Probabilistic Theories

Jon Williamson

in The Oxford Handbook of Causation

Published in print November 2009 | ISBN: 9780199279739
Published online January 2010 | e-ISBN: 9780191577246 | DOI:

Series: Oxford Handbooks in Philosophy

Probabilistic Theories

More Like This

Show all results sharing these subjects:

  • Metaphysics
  • Philosophy of Science


Show Summary Details


Causal relationships are typically accompanied by probabilistic dependencies — normally when A causes B the former raises or lowers the probability of the latter. Probabilistic theories of causality usually try to characterize or analyse causality in terms of these probabilistic dependencies: they try to provide probabilistic criteria for deciding whether A causes B, and often maintain that causality just is the corresponding pattern of probabilistic relationships. This article provides an introduction to and criticism of such accounts. While it is argued that probabilistic theories are ultimately unsuccessful, work on probabilistic causality has shed a great deal of light on the relationship between causality and probability and hence these theories repay a thorough understanding.

Keywords: causal relationship; probabilistic theories; probabilistic dependencies; causality; probabilistic criteria; probabilistic causality

Article.  11506 words. 

Subjects: Metaphysics ; Philosophy of Science

Full text: subscription required

How to subscribe Recommend to my Librarian

Buy this work at Oxford University Press »

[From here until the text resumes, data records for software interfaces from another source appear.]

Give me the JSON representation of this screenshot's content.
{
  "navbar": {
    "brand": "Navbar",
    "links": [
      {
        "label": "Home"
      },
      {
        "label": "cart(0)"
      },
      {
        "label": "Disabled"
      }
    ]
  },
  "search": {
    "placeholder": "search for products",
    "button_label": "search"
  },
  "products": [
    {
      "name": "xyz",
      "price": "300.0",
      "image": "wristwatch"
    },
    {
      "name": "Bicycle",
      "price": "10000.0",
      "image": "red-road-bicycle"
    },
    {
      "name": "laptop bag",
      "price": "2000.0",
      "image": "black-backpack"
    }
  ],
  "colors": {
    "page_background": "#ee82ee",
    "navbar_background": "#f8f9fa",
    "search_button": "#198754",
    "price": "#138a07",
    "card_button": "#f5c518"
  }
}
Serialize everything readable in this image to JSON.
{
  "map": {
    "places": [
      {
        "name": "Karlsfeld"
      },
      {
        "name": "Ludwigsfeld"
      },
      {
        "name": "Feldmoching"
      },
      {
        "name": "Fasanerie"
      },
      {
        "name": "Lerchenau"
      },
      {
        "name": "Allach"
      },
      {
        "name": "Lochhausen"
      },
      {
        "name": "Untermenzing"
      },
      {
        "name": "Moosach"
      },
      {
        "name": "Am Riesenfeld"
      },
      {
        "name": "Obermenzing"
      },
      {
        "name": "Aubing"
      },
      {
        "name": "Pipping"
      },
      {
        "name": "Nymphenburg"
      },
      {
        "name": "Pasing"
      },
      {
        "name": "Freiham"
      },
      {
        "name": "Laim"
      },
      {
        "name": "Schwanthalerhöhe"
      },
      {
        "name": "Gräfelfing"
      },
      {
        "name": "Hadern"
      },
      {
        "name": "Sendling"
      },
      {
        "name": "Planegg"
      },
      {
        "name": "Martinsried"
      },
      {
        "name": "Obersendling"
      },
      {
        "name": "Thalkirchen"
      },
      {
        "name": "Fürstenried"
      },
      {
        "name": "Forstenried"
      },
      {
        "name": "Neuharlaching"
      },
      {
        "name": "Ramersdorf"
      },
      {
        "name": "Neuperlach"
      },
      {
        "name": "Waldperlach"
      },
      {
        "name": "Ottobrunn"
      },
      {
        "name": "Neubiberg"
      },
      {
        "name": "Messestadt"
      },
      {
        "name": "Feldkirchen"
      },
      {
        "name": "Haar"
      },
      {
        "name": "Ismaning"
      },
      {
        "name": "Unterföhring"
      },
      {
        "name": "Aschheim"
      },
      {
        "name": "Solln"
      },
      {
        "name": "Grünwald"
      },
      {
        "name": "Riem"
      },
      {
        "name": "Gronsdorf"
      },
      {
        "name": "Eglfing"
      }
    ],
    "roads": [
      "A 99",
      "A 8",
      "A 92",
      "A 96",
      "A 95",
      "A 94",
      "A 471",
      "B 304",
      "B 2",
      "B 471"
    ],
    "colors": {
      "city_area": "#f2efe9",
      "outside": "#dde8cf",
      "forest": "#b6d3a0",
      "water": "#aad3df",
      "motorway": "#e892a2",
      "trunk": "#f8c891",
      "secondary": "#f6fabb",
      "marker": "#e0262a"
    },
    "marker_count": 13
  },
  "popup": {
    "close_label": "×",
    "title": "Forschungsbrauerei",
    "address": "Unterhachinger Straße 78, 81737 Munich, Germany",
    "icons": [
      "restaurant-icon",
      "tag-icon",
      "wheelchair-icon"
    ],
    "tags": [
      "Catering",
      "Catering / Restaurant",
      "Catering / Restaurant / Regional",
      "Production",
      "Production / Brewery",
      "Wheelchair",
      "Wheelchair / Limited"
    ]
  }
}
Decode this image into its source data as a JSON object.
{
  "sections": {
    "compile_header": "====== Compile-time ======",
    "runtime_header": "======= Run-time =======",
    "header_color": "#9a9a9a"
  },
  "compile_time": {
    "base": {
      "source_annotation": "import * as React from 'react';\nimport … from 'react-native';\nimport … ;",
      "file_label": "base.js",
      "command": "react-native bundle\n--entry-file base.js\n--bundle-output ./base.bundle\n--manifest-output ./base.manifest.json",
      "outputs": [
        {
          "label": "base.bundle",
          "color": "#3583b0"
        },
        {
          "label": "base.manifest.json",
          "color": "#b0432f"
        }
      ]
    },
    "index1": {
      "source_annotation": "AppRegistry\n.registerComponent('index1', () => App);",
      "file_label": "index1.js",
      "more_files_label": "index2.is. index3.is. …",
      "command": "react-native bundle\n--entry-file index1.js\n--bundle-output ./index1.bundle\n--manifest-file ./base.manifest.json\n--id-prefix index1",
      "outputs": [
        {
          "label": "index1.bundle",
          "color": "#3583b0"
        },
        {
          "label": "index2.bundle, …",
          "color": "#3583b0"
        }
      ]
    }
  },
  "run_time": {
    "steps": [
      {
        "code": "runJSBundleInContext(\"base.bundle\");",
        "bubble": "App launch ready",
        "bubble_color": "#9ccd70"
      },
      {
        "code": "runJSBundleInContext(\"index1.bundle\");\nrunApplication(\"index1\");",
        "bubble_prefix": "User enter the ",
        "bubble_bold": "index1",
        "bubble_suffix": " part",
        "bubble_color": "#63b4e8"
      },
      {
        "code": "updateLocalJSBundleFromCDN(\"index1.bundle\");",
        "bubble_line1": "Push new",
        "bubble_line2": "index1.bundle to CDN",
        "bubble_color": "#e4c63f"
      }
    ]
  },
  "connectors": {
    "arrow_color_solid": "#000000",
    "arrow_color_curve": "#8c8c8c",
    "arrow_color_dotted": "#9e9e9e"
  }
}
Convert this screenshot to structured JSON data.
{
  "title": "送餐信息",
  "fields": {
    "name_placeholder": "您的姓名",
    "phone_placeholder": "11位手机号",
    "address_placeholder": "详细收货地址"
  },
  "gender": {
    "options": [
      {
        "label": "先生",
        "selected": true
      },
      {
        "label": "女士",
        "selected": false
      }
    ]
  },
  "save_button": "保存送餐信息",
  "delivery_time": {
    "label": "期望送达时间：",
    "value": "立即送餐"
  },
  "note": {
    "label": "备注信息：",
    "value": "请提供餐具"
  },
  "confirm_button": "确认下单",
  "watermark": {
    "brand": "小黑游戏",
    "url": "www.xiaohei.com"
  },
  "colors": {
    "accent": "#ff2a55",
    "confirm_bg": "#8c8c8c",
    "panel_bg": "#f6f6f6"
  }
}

Users without a subscription are not able to see the full content. Please, subscribe or login to access all content.